Joined: Fri Jun 14, 2002 6:26 pm
Real name: Frank Sanns
Location: Pittsburgh, PA USA

Re: Q value - fusion vs. fission

Post by Frank Sanns » Sun Sep 02, 2012 2:29 am

Dan,

FYI. A mole of U-235 is 235g. (92 protons and 143 neutrons)

A mole of deuterium is 2g (1 proton and 1 neutron)
A mole of tritium is 3g (1 proton and 2 neutrons)

A 50:50 isotopic mix would be 2.5 g/mole average.

Frank Sanns

User avatar
Frank Sanns
Site Admin
Posts: 1622
Joined: Fri Jun 14, 2002 6:26 pm
Real name: Frank Sanns
Location: Pittsburgh, PA USA

Re: Q value - fusion vs. fission

Post by Frank Sanns » Sun Sep 02, 2012 2:40 am

Have I missed something here or is nuclear binding energy being thrown out of the window? The delta energy for a low Z fusion reaction is much greater than for a heavy Z fission. For fusion, there is more mass change (energy release) than for a heavy fission. It is the same result reaction for reaction, mole for mole, or mass for mass.

I am lazy tonight and do not feel like going through the calculations. Here is a hyperphyics photo with some hard numbers.

Frank Sanns
Attachments
fifun.gif
fifun.gif (18.37 KiB) Viewed 4939 times

Dan Tibbets
Posts: 578
Joined: Thu Apr 17, 2008 5:29 am
Real name:

Re: Q value - fusion vs. fission

Post by Dan Tibbets » Sun Sep 02, 2012 4:42 pm

Oops... A rather glaring error . Mass comparison would be 235 g / 5 g intead of 135g / 5g. The fusion yield per gram of fuel would be even greater by that ratio, so the greater yield of fusion would be ~6 times as great.

As for using 5 g for the fusion fuel.
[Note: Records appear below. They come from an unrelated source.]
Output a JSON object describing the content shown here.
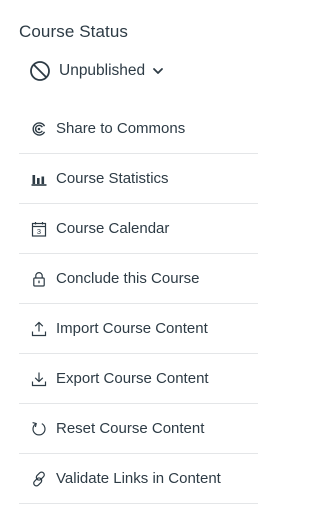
{
  "status": {
    "heading": "Course Status",
    "publish_toggle": {
      "label": "Unpublished",
      "icon": "unpublished-circle-slash-icon",
      "dropdown_icon": "chevron-down-icon"
    }
  },
  "menu": {
    "items": [
      {
        "label": "Share to Commons",
        "icon": "commons-icon"
      },
      {
        "label": "Course Statistics",
        "icon": "bar-chart-icon"
      },
      {
        "label": "Course Calendar",
        "icon": "calendar-icon"
      },
      {
        "label": "Conclude this Course",
        "icon": "lock-icon"
      },
      {
        "label": "Import Course Content",
        "icon": "upload-icon"
      },
      {
        "label": "Export Course Content",
        "icon": "download-icon"
      },
      {
        "label": "Reset Course Content",
        "icon": "reset-icon"
      },
      {
        "label": "Validate Links in Content",
        "icon": "link-icon"
      }
    ],
    "calendar_day": "3"
  },
  "colors": {
    "text": "#2d3b45",
    "divider": "#e4e6e8"
  }
}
This is the sum of the mass for one deuterium atom and one tritium atom that is consumed in this fusion reaction which yields ~ 17 MeV.

For the energy yield for light element fusion vs- heavy element fission, looking at the nuclear binding energy per nucleon graphs the energy differences is apparent. Just measure the change in the X- axis (some adjustment is needed when doing fusion as there are two starting reactants, and in fission where there are two products).
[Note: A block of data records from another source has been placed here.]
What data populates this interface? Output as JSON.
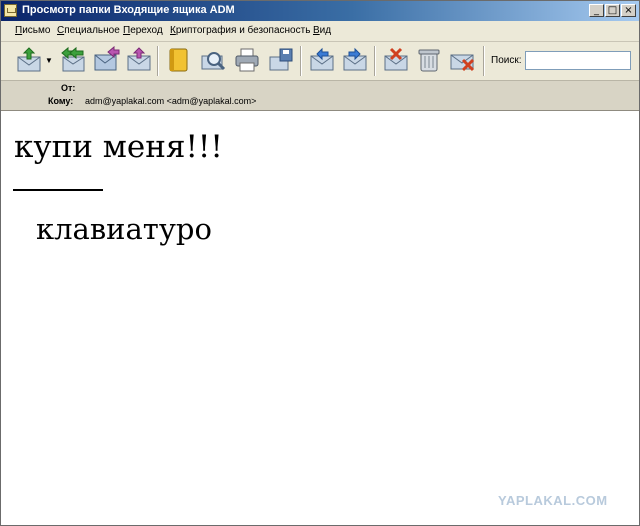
{
  "window": {
    "title": "Просмотр папки Входящие ящика ADM",
    "controls": [
      "minimize-icon",
      "maximize-icon",
      "close-icon"
    ]
  },
  "menu": [
    {
      "first": "П",
      "rest": "исьмо"
    },
    {
      "first": "С",
      "rest": "пециальное"
    },
    {
      "first": "П",
      "rest": "ереход"
    },
    {
      "first": "К",
      "rest": "риптография и безопасность"
    },
    {
      "first": "В",
      "rest": "ид"
    }
  ],
  "toolbar": {
    "icons": [
      "get-mail-icon",
      "dropdown-arrow-icon",
      "reply-all-icon",
      "forward-icon",
      "new-message-icon",
      "address-book-icon",
      "search-messages-icon",
      "print-icon",
      "save-icon",
      "previous-message-icon",
      "next-message-icon",
      "junk-icon",
      "trash-icon",
      "delete-icon"
    ],
    "search_label": "Поиск:",
    "search_value": ""
  },
  "headers": {
    "from_label": "От:",
    "from_value": "",
    "to_label": "Кому:",
    "to_value": "adm@yaplakal.com <adm@yaplakal.com>"
  },
  "message": {
    "subject_line": "купи меня!!!",
    "signature_line": "клавиатуро"
  },
  "watermark": "YAPLAKAL.COM",
  "colors": {
    "titlebar_start": "#0a246a",
    "titlebar_end": "#a6caf0",
    "chrome": "#ece9d8",
    "watermark": "#b8cadc"
  }
}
Keep in mind that there is a much smaller change in the chosen fusion reaction A (atomic weight) than in the fission reaction. In this case it would be ~2.5 average A to 4 A (here the average weight between the reactants would apply) just as the average weight between the fission products would apply. * The difference between the fission reactant and products is much greater. The fusion binding energy change per A is greater, but there is a greater A change with Fission. The fusion D-T to He4 travels only a short distance on the curve (Y axis), while the fission travel distance on the curve is much greater. The greater slope on the fusion side before you approach Ni62 too closely, where the slope levels out, more than makes up for the distance traveled on the graph, especially for the Helium 4 product.

http://hyperphysics.phy-astr.gsu.edu/hb ... ucbin.html

These energies are calculated per individual reaction or atoms. This extrapolates to energy per mole or energy per gram. It is all dependent on your point of view. One mole of uranium 235 releases more energy than one mole of D-T, but one gram of D-T releases more energy than one gram of Uranium235. Another way of saying this is that there are much fewer atoms of uranium in one gram compared to hydrogen isotopes and this accounts for the different perspectives.

*Note that we are talking about the nuclear binding energy per nucleon, or the potential energy of the isotope. In this case , while the neutron may be carrying a lot of kinetic energy, it is insignificant when talking about the binding energy because the neutron by itself carries almost no binding energy, or potential energy within this nuclear binding system in isolation (just like the proton or even the beta particle, the alpha particle is a more interesting situation).

Dan Tibbets

Post Reply